[Element data from apps and pages]
——————
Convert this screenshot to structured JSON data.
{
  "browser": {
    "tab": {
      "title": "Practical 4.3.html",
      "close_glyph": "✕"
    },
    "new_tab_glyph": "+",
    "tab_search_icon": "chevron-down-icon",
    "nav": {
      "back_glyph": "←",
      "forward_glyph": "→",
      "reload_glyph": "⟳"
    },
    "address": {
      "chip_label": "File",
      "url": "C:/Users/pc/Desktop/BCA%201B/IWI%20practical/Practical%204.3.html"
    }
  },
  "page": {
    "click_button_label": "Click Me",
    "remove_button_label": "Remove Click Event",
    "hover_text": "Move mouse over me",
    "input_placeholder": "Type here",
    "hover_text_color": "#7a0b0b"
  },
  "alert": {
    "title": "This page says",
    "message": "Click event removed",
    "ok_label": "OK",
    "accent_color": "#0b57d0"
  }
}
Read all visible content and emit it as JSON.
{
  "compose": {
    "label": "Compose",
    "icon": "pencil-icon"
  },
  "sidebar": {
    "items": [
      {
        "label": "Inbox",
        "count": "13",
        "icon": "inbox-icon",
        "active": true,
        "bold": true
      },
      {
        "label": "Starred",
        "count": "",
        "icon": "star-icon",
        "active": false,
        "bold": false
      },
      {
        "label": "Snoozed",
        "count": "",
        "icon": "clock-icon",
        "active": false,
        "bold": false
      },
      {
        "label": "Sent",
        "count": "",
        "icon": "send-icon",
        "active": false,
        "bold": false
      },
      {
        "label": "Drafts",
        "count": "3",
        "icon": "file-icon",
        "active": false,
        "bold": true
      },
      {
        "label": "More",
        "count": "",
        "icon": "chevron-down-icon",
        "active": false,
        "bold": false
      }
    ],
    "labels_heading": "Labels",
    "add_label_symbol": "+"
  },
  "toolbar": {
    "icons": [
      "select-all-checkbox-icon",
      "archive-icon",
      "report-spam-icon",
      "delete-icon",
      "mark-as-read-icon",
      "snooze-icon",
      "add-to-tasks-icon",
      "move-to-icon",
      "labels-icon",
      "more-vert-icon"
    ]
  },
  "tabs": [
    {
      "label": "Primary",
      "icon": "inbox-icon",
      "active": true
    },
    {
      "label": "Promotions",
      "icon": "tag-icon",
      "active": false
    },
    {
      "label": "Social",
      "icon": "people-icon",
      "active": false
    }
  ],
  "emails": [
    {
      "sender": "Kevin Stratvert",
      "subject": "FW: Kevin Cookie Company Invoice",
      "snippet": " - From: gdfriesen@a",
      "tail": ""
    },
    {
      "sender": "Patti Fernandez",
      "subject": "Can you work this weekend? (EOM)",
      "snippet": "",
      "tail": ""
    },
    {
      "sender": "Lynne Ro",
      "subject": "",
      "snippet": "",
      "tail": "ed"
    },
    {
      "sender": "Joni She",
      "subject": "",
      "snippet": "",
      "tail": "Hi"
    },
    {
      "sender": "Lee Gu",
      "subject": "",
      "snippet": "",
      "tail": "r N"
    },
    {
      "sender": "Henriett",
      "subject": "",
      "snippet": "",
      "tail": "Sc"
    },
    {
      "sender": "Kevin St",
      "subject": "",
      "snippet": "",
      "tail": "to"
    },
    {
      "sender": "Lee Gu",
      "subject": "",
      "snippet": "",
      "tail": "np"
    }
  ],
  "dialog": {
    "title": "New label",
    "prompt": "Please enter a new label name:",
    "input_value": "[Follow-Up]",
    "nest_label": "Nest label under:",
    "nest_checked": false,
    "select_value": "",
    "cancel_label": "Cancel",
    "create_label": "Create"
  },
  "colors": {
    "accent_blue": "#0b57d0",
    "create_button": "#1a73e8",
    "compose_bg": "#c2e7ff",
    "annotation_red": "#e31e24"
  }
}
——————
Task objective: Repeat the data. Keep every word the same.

Expected answer:
Convert this screenshot to structured JSON data.
{
  "browser": {
    "tab": {
      "title": "Practical 4.3.html",
      "close_glyph": "✕"
    },
    "new_tab_glyph": "+",
    "tab_search_icon": "chevron-down-icon",
    "nav": {
      "back_glyph": "←",
      "forward_glyph": "→",
      "reload_glyph": "⟳"
    },
    "address": {
      "chip_label": "File",
      "url": "C:/Users/pc/Desktop/BCA%201B/IWI%20practical/Practical%204.3.html"
    }
  },
  "page": {
    "click_button_label": "Click Me",
    "remove_button_label": "Remove Click Event",
    "hover_text": "Move mouse over me",
    "input_placeholder": "Type here",
    "hover_text_color": "#7a0b0b"
  },
  "alert": {
    "title": "This page says",
    "message": "Click event removed",
    "ok_label": "OK",
    "accent_color": "#0b57d0"
  }
}
Read all visible content and emit it as JSON.
{
  "compose": {
    "label": "Compose",
    "icon": "pencil-icon"
  },
  "sidebar": {
    "items": [
      {
        "label": "Inbox",
        "count": "13",
        "icon": "inbox-icon",
        "active": true,
        "bold": true
      },
      {
        "label": "Starred",
        "count": "",
        "icon": "star-icon",
        "active": false,
        "bold": false
      },
      {
        "label": "Snoozed",
        "count": "",
        "icon": "clock-icon",
        "active": false,
        "bold": false
      },
      {
        "label": "Sent",
        "count": "",
        "icon": "send-icon",
        "active": false,
        "bold": false
      },
      {
        "label": "Drafts",
        "count": "3",
        "icon": "file-icon",
        "active": false,
        "bold": true
      },
      {
        "label": "More",
        "count": "",
        "icon": "chevron-down-icon",
        "active": false,
        "bold": false
      }
    ],
    "labels_heading": "Labels",
    "add_label_symbol": "+"
  },
  "toolbar": {
    "icons": [
      "select-all-checkbox-icon",
      "archive-icon",
      "report-spam-icon",
      "delete-icon",
      "mark-as-read-icon",
      "snooze-icon",
      "add-to-tasks-icon",
      "move-to-icon",
      "labels-icon",
      "more-vert-icon"
    ]
  },
  "tabs": [
    {
      "label": "Primary",
      "icon": "inbox-icon",
      "active": true
    },
    {
      "label": "Promotions",
      "icon": "tag-icon",
      "active": false
    },
    {
      "label": "Social",
      "icon": "people-icon",
      "active": false
    }
  ],
  "emails": [
    {
      "sender": "Kevin Stratvert",
      "subject": "FW: Kevin Cookie Company Invoice",
      "snippet": " - From: gdfriesen@a",
      "tail": ""
    },
    {
      "sender": "Patti Fernandez",
      "subject": "Can you work this weekend? (EOM)",
      "snippet": "",
      "tail": ""
    },
    {
      "sender": "Lynne Ro",
      "subject": "",
      "snippet": "",
      "tail": "ed"
    },
    {
      "sender": "Joni She",
      "subject": "",
      "snippet": "",
      "tail": "Hi"
    },
    {
      "sender": "Lee Gu",
      "subject": "",
      "snippet": "",
      "tail": "r N"
    },
    {
      "sender": "Henriett",
      "subject": "",
      "snippet": "",
      "tail": "Sc"
    },
    {
      "sender": "Kevin St",
      "subject": "",
      "snippet": "",
      "tail": "to"
    },
    {
      "sender": "Lee Gu",
      "subject": "",
      "snippet": "",
      "tail": "np"
    }
  ],
  "dialog": {
    "title": "New label",
    "prompt": "Please enter a new label name:",
    "input_value": "[Follow-Up]",
    "nest_label": "Nest label under:",
    "nest_checked": false,
    "select_value": "",
    "cancel_label": "Cancel",
    "create_label": "Create"
  },
  "colors": {
    "accent_blue": "#0b57d0",
    "create_button": "#1a73e8",
    "compose_bg": "#c2e7ff",
    "annotation_red": "#e31e24"
  }
}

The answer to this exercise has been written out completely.